*** Extracted entries ***

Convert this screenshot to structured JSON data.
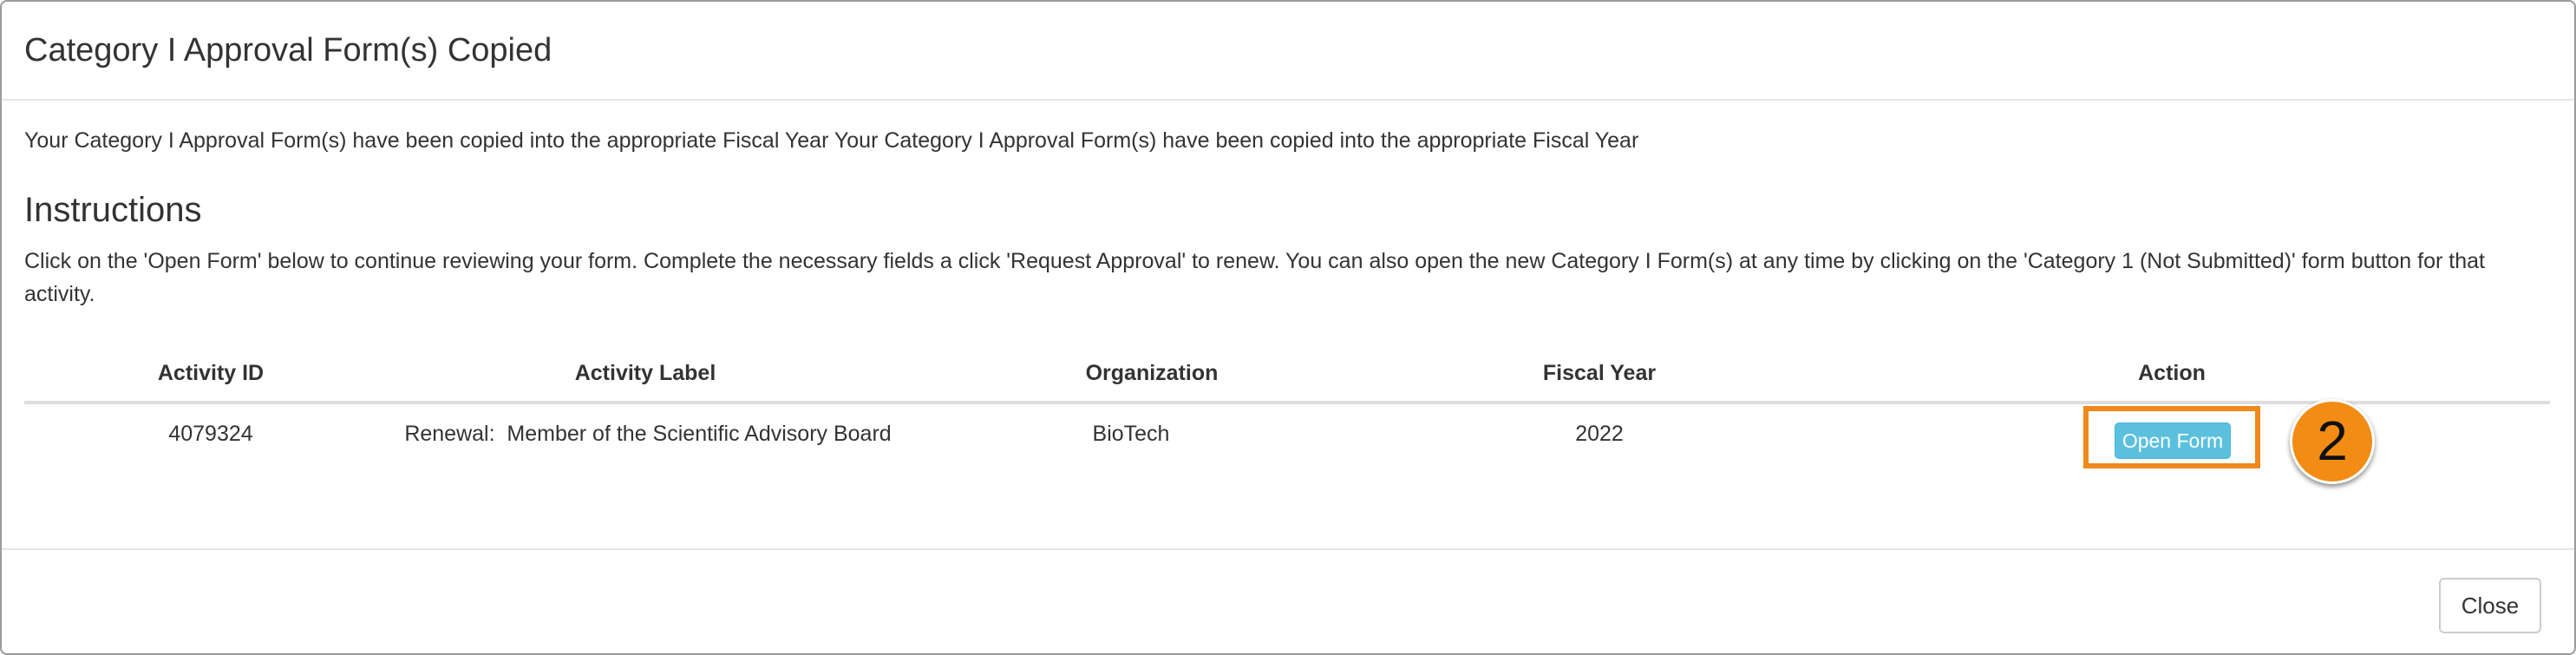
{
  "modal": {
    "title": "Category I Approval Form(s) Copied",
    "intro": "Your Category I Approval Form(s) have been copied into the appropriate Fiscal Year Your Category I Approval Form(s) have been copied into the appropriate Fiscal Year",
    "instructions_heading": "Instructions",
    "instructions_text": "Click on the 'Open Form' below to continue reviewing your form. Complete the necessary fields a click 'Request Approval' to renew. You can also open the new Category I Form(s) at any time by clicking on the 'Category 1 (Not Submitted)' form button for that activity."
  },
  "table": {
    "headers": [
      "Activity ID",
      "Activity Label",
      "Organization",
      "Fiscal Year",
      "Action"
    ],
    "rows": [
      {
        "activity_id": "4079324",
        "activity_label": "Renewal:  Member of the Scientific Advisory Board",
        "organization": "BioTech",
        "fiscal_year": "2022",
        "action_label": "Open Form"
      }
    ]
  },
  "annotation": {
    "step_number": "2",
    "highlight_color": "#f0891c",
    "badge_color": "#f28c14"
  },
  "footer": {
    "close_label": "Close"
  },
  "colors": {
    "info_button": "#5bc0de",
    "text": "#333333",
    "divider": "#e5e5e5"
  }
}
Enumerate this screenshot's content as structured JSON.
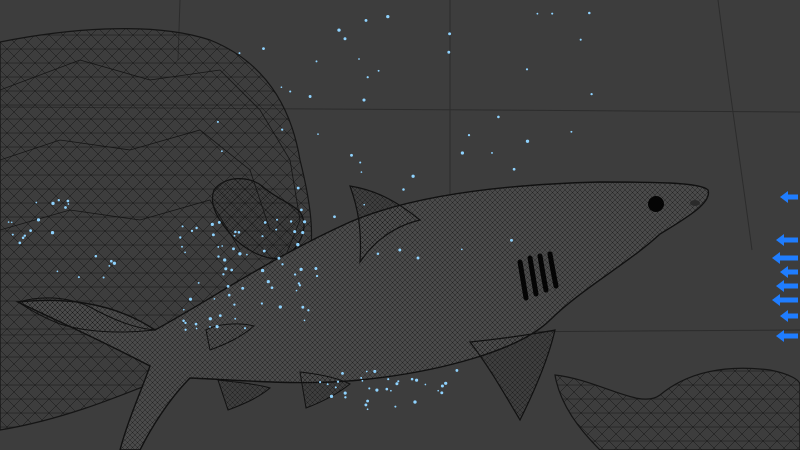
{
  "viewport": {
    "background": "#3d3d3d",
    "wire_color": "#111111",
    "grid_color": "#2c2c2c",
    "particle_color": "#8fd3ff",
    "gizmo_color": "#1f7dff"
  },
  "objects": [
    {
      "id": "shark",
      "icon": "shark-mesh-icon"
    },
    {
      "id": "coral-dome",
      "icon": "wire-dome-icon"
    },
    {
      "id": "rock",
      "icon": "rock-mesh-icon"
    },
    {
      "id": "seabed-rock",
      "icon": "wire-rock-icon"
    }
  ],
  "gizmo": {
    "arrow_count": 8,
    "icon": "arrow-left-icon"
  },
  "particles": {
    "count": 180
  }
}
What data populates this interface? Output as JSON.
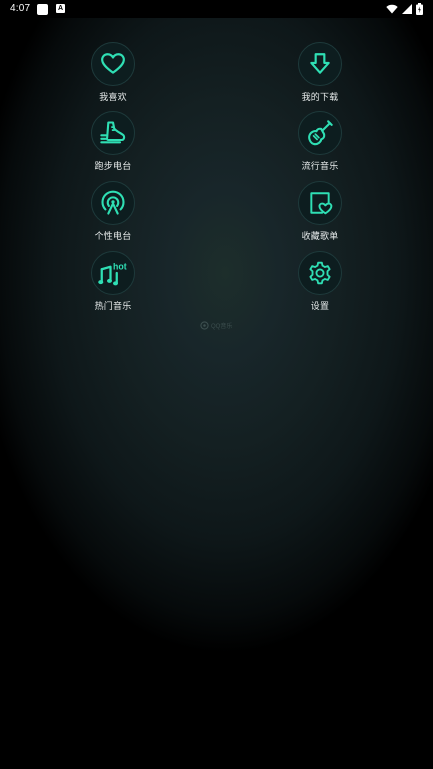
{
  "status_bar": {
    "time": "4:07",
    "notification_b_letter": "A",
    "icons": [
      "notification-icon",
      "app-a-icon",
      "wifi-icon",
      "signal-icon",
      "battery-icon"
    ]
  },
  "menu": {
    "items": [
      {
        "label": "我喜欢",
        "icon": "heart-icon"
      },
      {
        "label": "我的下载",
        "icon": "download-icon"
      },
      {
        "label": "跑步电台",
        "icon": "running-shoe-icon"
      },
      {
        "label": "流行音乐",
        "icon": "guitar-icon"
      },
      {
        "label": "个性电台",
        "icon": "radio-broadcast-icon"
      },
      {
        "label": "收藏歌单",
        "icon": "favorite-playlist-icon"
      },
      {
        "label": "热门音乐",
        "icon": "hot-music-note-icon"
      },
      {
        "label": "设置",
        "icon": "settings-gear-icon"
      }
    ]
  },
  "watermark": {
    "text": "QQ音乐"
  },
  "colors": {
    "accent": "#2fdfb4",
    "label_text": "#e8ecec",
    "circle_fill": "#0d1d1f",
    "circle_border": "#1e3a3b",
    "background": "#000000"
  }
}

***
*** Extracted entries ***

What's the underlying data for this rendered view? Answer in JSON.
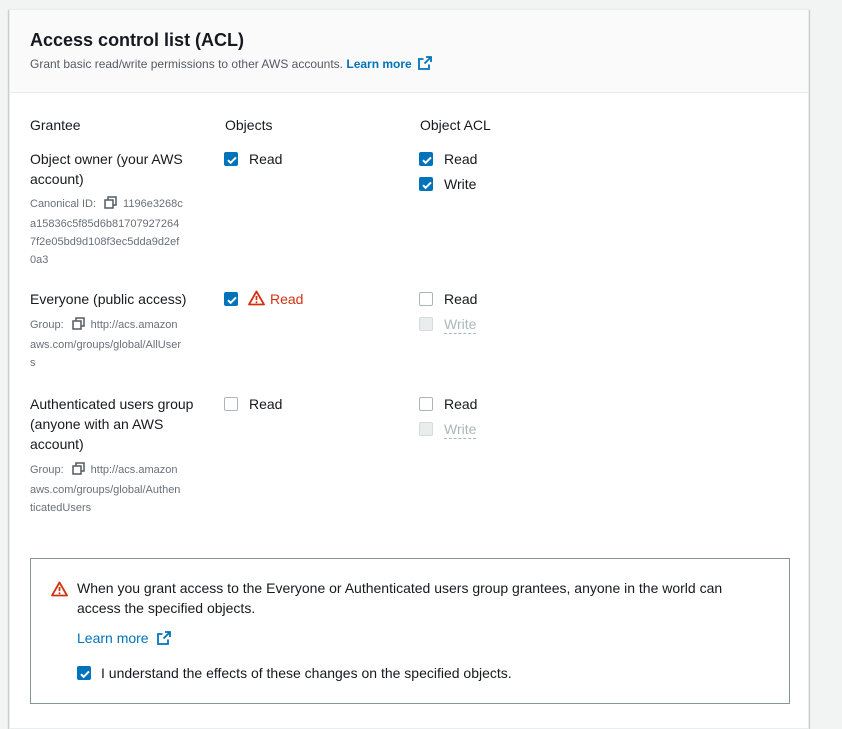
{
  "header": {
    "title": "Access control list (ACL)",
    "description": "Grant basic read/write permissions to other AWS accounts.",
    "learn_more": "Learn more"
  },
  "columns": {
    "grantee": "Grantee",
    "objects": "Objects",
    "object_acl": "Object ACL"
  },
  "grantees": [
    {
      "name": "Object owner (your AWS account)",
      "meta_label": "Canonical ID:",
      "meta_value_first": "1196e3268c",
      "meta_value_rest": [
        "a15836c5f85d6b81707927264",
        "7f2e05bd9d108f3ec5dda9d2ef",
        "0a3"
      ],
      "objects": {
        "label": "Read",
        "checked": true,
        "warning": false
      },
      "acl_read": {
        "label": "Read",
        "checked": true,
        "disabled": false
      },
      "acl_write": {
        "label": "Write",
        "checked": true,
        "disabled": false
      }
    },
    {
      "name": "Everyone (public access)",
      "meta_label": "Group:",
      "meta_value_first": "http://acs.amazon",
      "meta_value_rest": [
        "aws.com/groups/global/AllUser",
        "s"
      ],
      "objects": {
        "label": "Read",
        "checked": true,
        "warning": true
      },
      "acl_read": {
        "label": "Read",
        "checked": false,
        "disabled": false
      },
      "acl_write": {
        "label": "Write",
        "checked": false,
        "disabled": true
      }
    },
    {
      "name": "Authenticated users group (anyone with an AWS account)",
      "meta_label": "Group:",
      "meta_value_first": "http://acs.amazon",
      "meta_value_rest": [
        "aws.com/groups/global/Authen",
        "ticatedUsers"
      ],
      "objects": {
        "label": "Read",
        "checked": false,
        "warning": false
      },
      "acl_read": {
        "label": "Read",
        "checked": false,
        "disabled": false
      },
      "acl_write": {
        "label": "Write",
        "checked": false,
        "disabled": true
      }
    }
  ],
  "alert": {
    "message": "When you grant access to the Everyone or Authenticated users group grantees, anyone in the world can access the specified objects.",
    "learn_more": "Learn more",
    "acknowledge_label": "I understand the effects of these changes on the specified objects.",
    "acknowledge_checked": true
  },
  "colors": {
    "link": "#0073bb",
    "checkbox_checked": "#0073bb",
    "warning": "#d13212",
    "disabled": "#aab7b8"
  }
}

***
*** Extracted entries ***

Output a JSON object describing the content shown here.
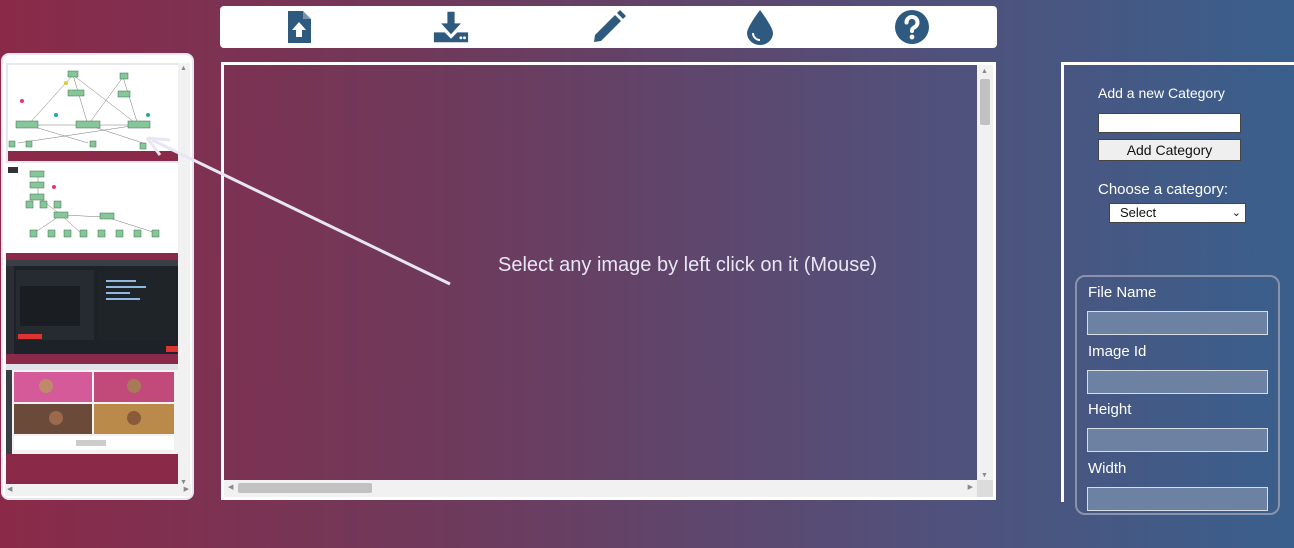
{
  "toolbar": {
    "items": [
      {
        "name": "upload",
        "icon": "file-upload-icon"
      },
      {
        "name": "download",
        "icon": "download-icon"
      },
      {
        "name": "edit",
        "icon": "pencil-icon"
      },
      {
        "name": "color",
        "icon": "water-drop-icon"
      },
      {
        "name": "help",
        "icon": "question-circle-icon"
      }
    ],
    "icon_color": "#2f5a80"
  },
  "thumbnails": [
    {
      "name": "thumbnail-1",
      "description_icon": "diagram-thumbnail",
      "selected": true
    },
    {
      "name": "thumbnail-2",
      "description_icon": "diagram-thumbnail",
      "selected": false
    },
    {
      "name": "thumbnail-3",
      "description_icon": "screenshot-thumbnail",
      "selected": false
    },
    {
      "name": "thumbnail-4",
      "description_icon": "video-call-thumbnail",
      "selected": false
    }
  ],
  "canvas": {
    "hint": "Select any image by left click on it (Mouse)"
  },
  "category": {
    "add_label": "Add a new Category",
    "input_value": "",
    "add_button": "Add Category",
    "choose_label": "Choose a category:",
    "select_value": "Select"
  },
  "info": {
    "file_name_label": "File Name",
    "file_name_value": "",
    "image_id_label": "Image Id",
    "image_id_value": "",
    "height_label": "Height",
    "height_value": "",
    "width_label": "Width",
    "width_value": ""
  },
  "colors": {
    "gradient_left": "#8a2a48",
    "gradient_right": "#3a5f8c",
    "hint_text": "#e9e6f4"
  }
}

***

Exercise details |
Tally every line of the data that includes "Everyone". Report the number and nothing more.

Answer space |
2